I am writing to ask you about your choice to disseminate your doctoral dissertation via open access on FigShare. Having seen your work there (and not in ProQuest Digital Dissertations database) I was wondering if you had problems with UC Davis Graduate School in making this choice to avoid commercial publishing with a third party corporation in favor of setting your research free. Also, can you provide any data on how your work is being reused thanks to your choice to disseminate via OA?
Thank you for your message.
With some hesitation at the cost of $95, I did pay the “Open Access Publishing PLUS” fee upon filing my dissertation, so it comes as something of a surprise to learn that my dissertation does not appear in the ProQuest database. I have emailed our administrator to follow up. Perhaps that in itself is enough reason to motivate my decisions to disseminate my work on FigShare. In addition to the high cost I had to pay to (attempt to) make my dissertation open access through the UC system, I found the UC submission system antiquated, clumsy in comparison to the FigShare system, and so opaque that I have not yet even attempted to find where it is actually displayed. Compare to FigShare, where I immediately see not only where the document is displayed, but can share a link to it through social media with one click and see how many times it has been viewed.
Using the Figshare API, I was then able to programmatic-ally upload my lab notebooks with two years of research entries as a kind of supplement, along with both the slides from my departmental exit seminar and link to a video of my exit talk at my annual Fellowship conference as well. This provides a more complete package than simply submitting the PDF.
On FigShare, I feel my dissertation is more discoverable. It is instantly assigned a DOI and has a permanent link backed by CLOCKSS archiving, an international network of 12 geopolitically distributed libraries that will provide the content should Figshare ever go out of business. FigShare is indexed by Google and Google Scholar, and is itself becoming a starting point for academic searches; something that will only expand further through its rapidly developing API. Figshare has a strong commitment to open access indicated by its pricing model: public data and documents can be shared with no cost.
Figshare does a nice job of displaying my dissertation on it’s own page with an interactive preview window, essential metadata, and comment box; and has shown interest in integration with hypothes.is when it is released, which could provide a better platform for comment exchange.

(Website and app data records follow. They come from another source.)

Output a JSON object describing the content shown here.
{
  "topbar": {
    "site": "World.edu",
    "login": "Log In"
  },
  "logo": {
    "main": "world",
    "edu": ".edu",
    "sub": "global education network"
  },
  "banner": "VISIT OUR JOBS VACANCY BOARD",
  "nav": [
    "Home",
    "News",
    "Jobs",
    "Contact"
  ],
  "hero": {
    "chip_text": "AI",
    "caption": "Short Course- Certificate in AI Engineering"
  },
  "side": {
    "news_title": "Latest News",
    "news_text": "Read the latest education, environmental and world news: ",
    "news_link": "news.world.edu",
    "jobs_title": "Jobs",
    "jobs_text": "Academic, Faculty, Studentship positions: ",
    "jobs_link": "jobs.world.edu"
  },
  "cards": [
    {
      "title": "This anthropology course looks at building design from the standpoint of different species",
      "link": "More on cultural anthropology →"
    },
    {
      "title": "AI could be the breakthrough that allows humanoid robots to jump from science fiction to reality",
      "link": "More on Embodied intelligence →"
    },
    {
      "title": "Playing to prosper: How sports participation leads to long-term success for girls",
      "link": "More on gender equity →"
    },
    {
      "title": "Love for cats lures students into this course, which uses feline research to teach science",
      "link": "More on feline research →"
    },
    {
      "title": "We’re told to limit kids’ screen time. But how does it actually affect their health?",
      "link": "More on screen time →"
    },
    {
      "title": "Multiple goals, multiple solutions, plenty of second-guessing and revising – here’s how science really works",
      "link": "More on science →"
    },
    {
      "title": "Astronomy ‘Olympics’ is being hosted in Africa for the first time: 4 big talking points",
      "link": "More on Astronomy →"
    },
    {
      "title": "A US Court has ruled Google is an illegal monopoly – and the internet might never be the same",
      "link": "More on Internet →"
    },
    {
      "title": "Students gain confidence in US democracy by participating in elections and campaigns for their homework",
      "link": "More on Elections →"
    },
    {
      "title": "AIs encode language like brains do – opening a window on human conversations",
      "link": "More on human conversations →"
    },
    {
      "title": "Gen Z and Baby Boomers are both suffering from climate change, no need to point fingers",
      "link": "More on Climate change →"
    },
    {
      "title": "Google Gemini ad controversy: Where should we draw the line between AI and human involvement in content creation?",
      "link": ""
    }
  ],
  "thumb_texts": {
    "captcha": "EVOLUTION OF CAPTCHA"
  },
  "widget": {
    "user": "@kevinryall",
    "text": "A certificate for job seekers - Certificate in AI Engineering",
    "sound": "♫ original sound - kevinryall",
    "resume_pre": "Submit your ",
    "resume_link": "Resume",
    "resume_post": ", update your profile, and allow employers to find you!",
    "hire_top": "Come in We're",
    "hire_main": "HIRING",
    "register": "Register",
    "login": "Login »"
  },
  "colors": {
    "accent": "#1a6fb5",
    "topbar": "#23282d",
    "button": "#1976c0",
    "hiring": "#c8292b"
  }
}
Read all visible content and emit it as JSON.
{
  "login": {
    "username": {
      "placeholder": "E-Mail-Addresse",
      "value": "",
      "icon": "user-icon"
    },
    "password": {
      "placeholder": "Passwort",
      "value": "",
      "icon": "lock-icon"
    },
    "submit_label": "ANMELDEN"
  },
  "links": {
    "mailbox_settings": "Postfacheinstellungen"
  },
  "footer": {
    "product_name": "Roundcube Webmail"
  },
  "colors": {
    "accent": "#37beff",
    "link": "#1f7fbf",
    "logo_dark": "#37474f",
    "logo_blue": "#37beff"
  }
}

Figshare is also clear about what copyright license covers the work, while I am not entirely clear what terms apply under the ProQuest model. As I’m sure you know, the CC-by license is an essential tool in Open Access publishing, which cannot reach it’s potential under more restrictive licenses often but forward by publishers under the same phrase, as eloquently expressed in a recent Nature editorial by Dr. Neylon (and elsewhere).
I have often benefited from reading PhD dissertations, though I have never accessed them through ProQuest. Google search and the author’s website are usually my first stop, which integrates nicely to the Figshare model. The link on my homepage vita is to the copy on Figshare.
As you know, assessing reuse is difficult, and to disambiguate use enabled by Open Access to other use is more difficult still. I posted my dissertation on Figshare without making any mention of having done so to anyone. Within the hour, one of my colleagues had tweeted it, along with the link, which then bounced around G+ and twitter a bit and soon I started getting messages from colleagues to say they had seen or downloaded it, including one of my former advisers from my undergraduate who hadn’t realized I had graduated.